I was researching the TT seen here. The model dates from 1998 and is sold as a two-seater soft top with a boot and as a coupe with Plus 2 rear seats and a fastback tailgate. We are now on the third generation. For the record, prices start at £31,565 for the Sport 40 TFSI. Oddly, this engine is only offered with S-Tronic automatic gears.

The TT name commemorates the original Tourist Trophy motor bike races on the Isle of Man in which NSU and DKW had success. They became part of what is now Audi and are represented in the four-ring brand logo.

The first TTs were judged unstable at high speed swerves – which was resolved with suspension tweaks and the addition of an air-streaming lip on the tail, which also disrupted the clean design.

The body’s spare, functional and pleasing aesthetics reminded us of the influence of the Bauhaus art school in pre-Second World War Germany. Vestiges of that elegance remain in the current TT but the demands of marketing and evolution and greater performance have led to the harsher, brutal grimace of today’s car. Sales have passed the 600,000 mark in the TT’s two decades, years which have seen the Audi brand take its place in the German peerage. The 2014 TT had a mild facelift for this year. The most evident feature is the complex 3D radiator grille from the R8 and on all but the standard car, a more aggressive set of air ducts. The very impressive virtual cockpit display has been brought up to date but the big changes are out of sight, under the bonnet.

The 1.8 litre petrol turbo engine has been replaced with a beefier 2-litre petrol turbo, badged 40 TFSI with 194 bhp and front-wheel drive.

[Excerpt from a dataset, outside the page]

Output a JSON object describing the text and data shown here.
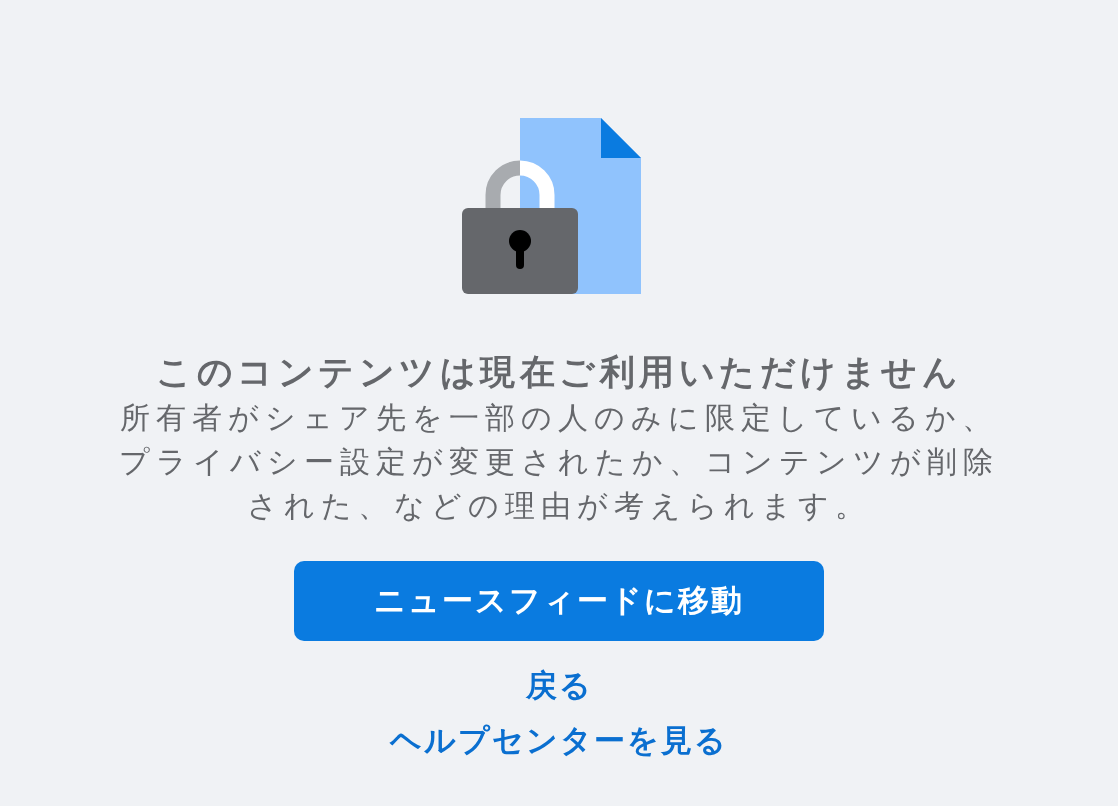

A 242 bhp version, familiar in various VW Group hot cars, is badged as the 45 and is available with quattro 4x4 drive which can send total drive to either the front or rear wheels. Gearboxes: the new, quicker shifting 7-speed twin clutch S-Tronic automatic comes with both models, while a six-speed manual is an option on the “45” with front-drive.

The test car here is the 45 Coupe quattro with S-Line specification and the S-Tronic gearchange: from £38,650. The S-Line brings lowered sports suspension, forged 19 inch wheels, cosmetic changes and huggier sports seats with leather and Alcantara upholstery. The headlamps are LED, while at the back it has “travelling” LED indicators. (You can move up to the Black Edition with 20-inch forged wheels, fixed rear spoiler and smoked rear glass for another £1,600.) None of the models has a reversing camera in the standard pack. There is a sensor and guide lines but if you want a reversing camera you will need the £1,450 “comfort and sound pack”.

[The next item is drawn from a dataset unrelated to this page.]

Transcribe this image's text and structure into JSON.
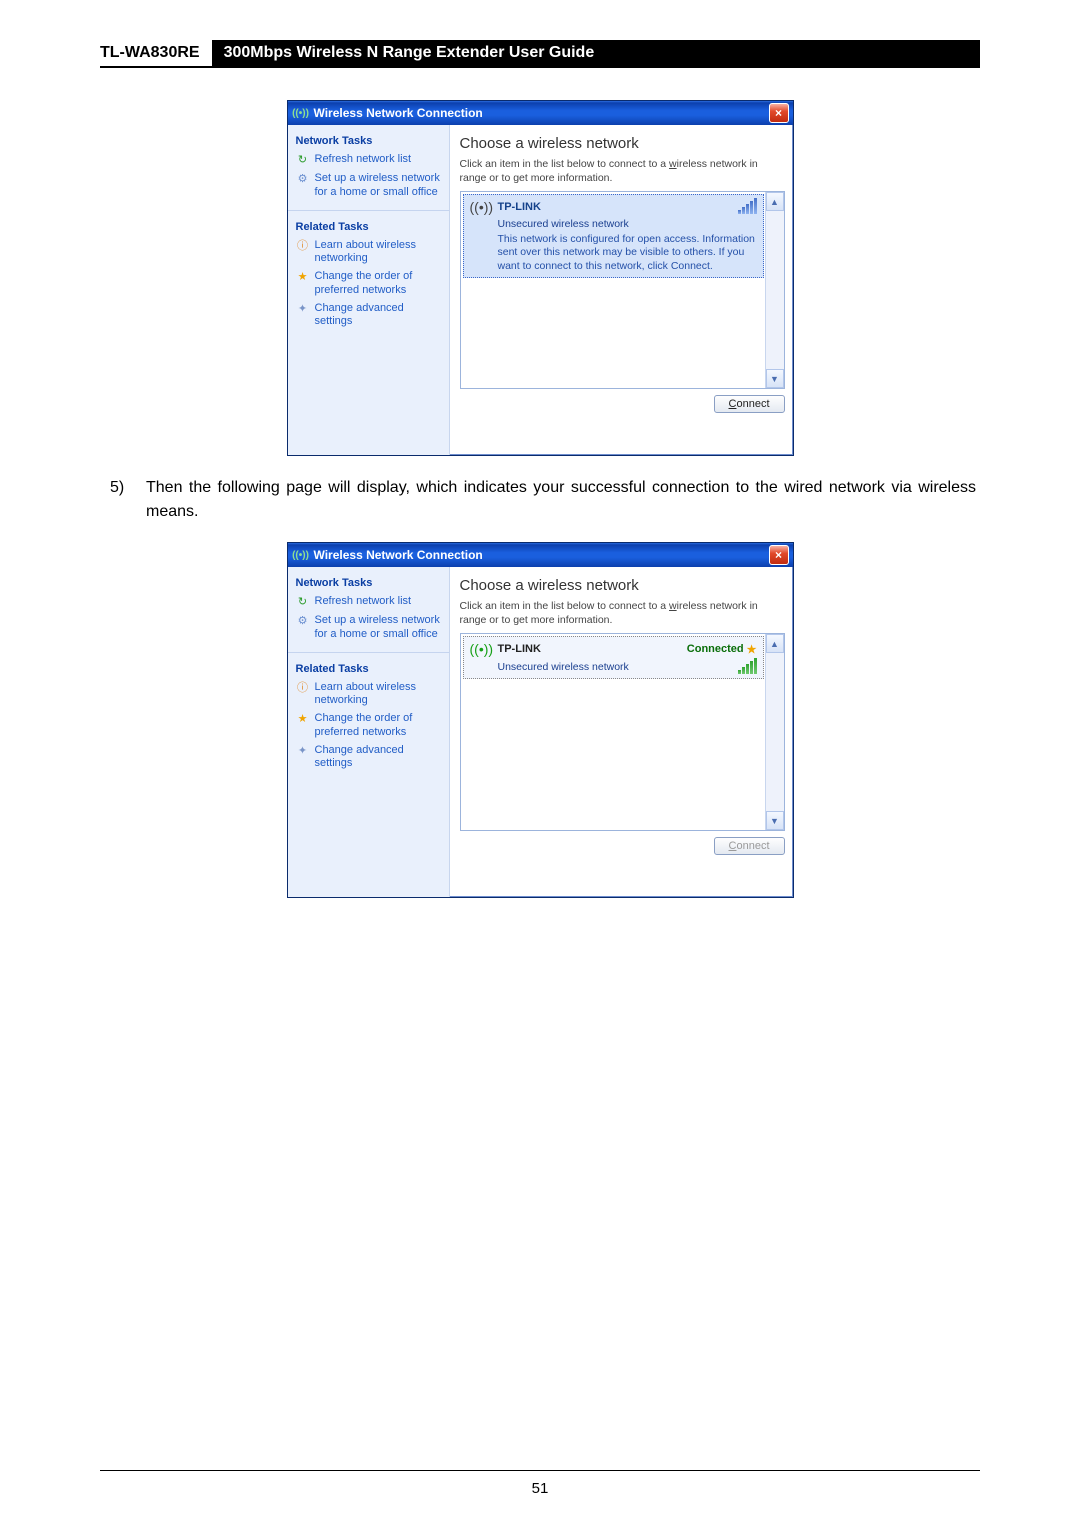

The TT’s controls are brilliant. It doesn’t have a touch screen. There isn’t room for one anyway. Instead, behind the steering wheel, there is the full width “virtual” display which can be configured using buttons or a large alloy rotary selector between the seats to enlarge or shrink information. It is hard to beat. The mapping is terrific, too. You may also call up things like addresses and telephone numbers using a speaker button but it was not reliable.

The demo car was painted pulse orange (£575) – a shade of ochre which with the fatter new face certainly did the trick with bystanders. High beam headlamp dipping was a useful option at £160 and an RS steering wheel added £795.

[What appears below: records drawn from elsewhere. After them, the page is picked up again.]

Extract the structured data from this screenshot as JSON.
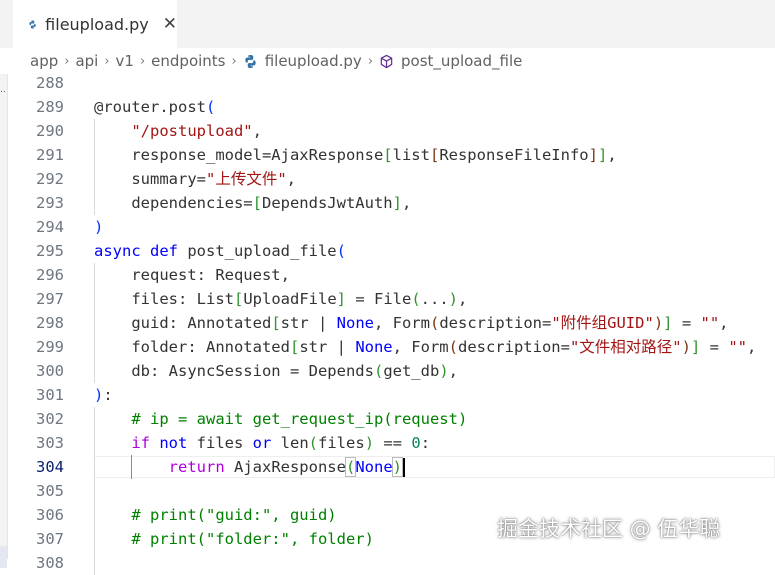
{
  "tab": {
    "filename": "fileupload.py",
    "close_glyph": "✕"
  },
  "breadcrumb": {
    "items": [
      "app",
      "api",
      "v1",
      "endpoints",
      "fileupload.py",
      "post_upload_file"
    ],
    "separator": "›"
  },
  "editor": {
    "active_line": 304,
    "line_numbers": [
      "288",
      "289",
      "290",
      "291",
      "292",
      "293",
      "294",
      "295",
      "296",
      "297",
      "298",
      "299",
      "300",
      "301",
      "302",
      "303",
      "304",
      "305",
      "306",
      "307",
      "308"
    ],
    "lines": [
      [],
      [
        {
          "t": "@router.post"
        },
        {
          "t": "(",
          "c": "b1"
        }
      ],
      [
        {
          "t": "    "
        },
        {
          "t": "\"/postupload\"",
          "c": "str"
        },
        {
          "t": ","
        }
      ],
      [
        {
          "t": "    response_model=AjaxResponse"
        },
        {
          "t": "[",
          "c": "b2"
        },
        {
          "t": "list"
        },
        {
          "t": "[",
          "c": "b3"
        },
        {
          "t": "ResponseFileInfo"
        },
        {
          "t": "]",
          "c": "b3"
        },
        {
          "t": "]",
          "c": "b2"
        },
        {
          "t": ","
        }
      ],
      [
        {
          "t": "    summary="
        },
        {
          "t": "\"上传文件\"",
          "c": "str"
        },
        {
          "t": ","
        }
      ],
      [
        {
          "t": "    dependencies="
        },
        {
          "t": "[",
          "c": "b2"
        },
        {
          "t": "DependsJwtAuth"
        },
        {
          "t": "]",
          "c": "b2"
        },
        {
          "t": ","
        }
      ],
      [
        {
          "t": ")",
          "c": "b1"
        }
      ],
      [
        {
          "t": "async def",
          "c": "kw"
        },
        {
          "t": " post_upload_file"
        },
        {
          "t": "(",
          "c": "b1"
        }
      ],
      [
        {
          "t": "    request: Request,"
        }
      ],
      [
        {
          "t": "    files: List"
        },
        {
          "t": "[",
          "c": "b2"
        },
        {
          "t": "UploadFile"
        },
        {
          "t": "]",
          "c": "b2"
        },
        {
          "t": " = File"
        },
        {
          "t": "(",
          "c": "b2"
        },
        {
          "t": "..."
        },
        {
          "t": ")",
          "c": "b2"
        },
        {
          "t": ","
        }
      ],
      [
        {
          "t": "    guid: Annotated"
        },
        {
          "t": "[",
          "c": "b2"
        },
        {
          "t": "str | "
        },
        {
          "t": "None",
          "c": "kw"
        },
        {
          "t": ", Form"
        },
        {
          "t": "(",
          "c": "b3"
        },
        {
          "t": "description="
        },
        {
          "t": "\"附件组GUID\"",
          "c": "str"
        },
        {
          "t": ")",
          "c": "b3"
        },
        {
          "t": "]",
          "c": "b2"
        },
        {
          "t": " = "
        },
        {
          "t": "\"\"",
          "c": "str"
        },
        {
          "t": ","
        }
      ],
      [
        {
          "t": "    folder: Annotated"
        },
        {
          "t": "[",
          "c": "b2"
        },
        {
          "t": "str | "
        },
        {
          "t": "None",
          "c": "kw"
        },
        {
          "t": ", Form"
        },
        {
          "t": "(",
          "c": "b3"
        },
        {
          "t": "description="
        },
        {
          "t": "\"文件相对路径\"",
          "c": "str"
        },
        {
          "t": ")",
          "c": "b3"
        },
        {
          "t": "]",
          "c": "b2"
        },
        {
          "t": " = "
        },
        {
          "t": "\"\"",
          "c": "str"
        },
        {
          "t": ","
        }
      ],
      [
        {
          "t": "    db: AsyncSession = Depends"
        },
        {
          "t": "(",
          "c": "b2"
        },
        {
          "t": "get_db"
        },
        {
          "t": ")",
          "c": "b2"
        },
        {
          "t": ","
        }
      ],
      [
        {
          "t": ")",
          "c": "b1"
        },
        {
          "t": ":"
        }
      ],
      [
        {
          "t": "    "
        },
        {
          "t": "# ip = await get_request_ip(request)",
          "c": "cmt"
        }
      ],
      [
        {
          "t": "    "
        },
        {
          "t": "if",
          "c": "ctl"
        },
        {
          "t": " "
        },
        {
          "t": "not",
          "c": "kw"
        },
        {
          "t": " files "
        },
        {
          "t": "or",
          "c": "kw"
        },
        {
          "t": " len"
        },
        {
          "t": "(",
          "c": "b2"
        },
        {
          "t": "files"
        },
        {
          "t": ")",
          "c": "b2"
        },
        {
          "t": " == "
        },
        {
          "t": "0",
          "c": "num"
        },
        {
          "t": ":"
        }
      ],
      [
        {
          "t": "        "
        },
        {
          "t": "return",
          "c": "ctl"
        },
        {
          "t": " AjaxResponse"
        },
        {
          "t": "(",
          "c": "b2 bm"
        },
        {
          "t": "None",
          "c": "kw"
        },
        {
          "t": ")",
          "c": "b2 bm"
        }
      ],
      [],
      [
        {
          "t": "    "
        },
        {
          "t": "# print(\"guid:\", guid)",
          "c": "cmt"
        }
      ],
      [
        {
          "t": "    "
        },
        {
          "t": "# print(\"folder:\", folder)",
          "c": "cmt"
        }
      ],
      []
    ]
  },
  "watermark": "掘金技术社区 @ 伍华聪",
  "colors": {
    "keyword": "#0000ff",
    "control": "#af00db",
    "string": "#a31515",
    "number": "#098658",
    "comment": "#008000",
    "bracket_1": "#0431fa",
    "bracket_2": "#319331",
    "bracket_3": "#7b3814"
  }
}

It is fast – the 0-62mph time is a storming 5.2 seconds. The acceleration grip is sound thanks to quattro traction. The engine and exhaust note are unexciting – nothing like the tune from a Porsche Cayman which now sits with the TT in the Volkswagen Group. However, the Cayman is more expensive and does not have rear seats.

I spared myself the effort of trying out the TT’s back seats. I could see it was not going to be easy. They would take a child seat, a dog or two, some shopping. Or the backrests fold flat to increase the luggage space.

There are several modes of drive control. It arrived on dynamic and I set it to comfort and it was not at all a comfort. The ride is hard – but then it is a high-performance sports coupe on big wheels with shallow tyres. I had less tolerance of the noise between the road and the wide and skinny Bridgestone Potenza tyres. As my friend Alfie the clock mender says about all sorts of things, it is what it is.

Verdict: Exciting. Natty alloy quick release racing fuel flap.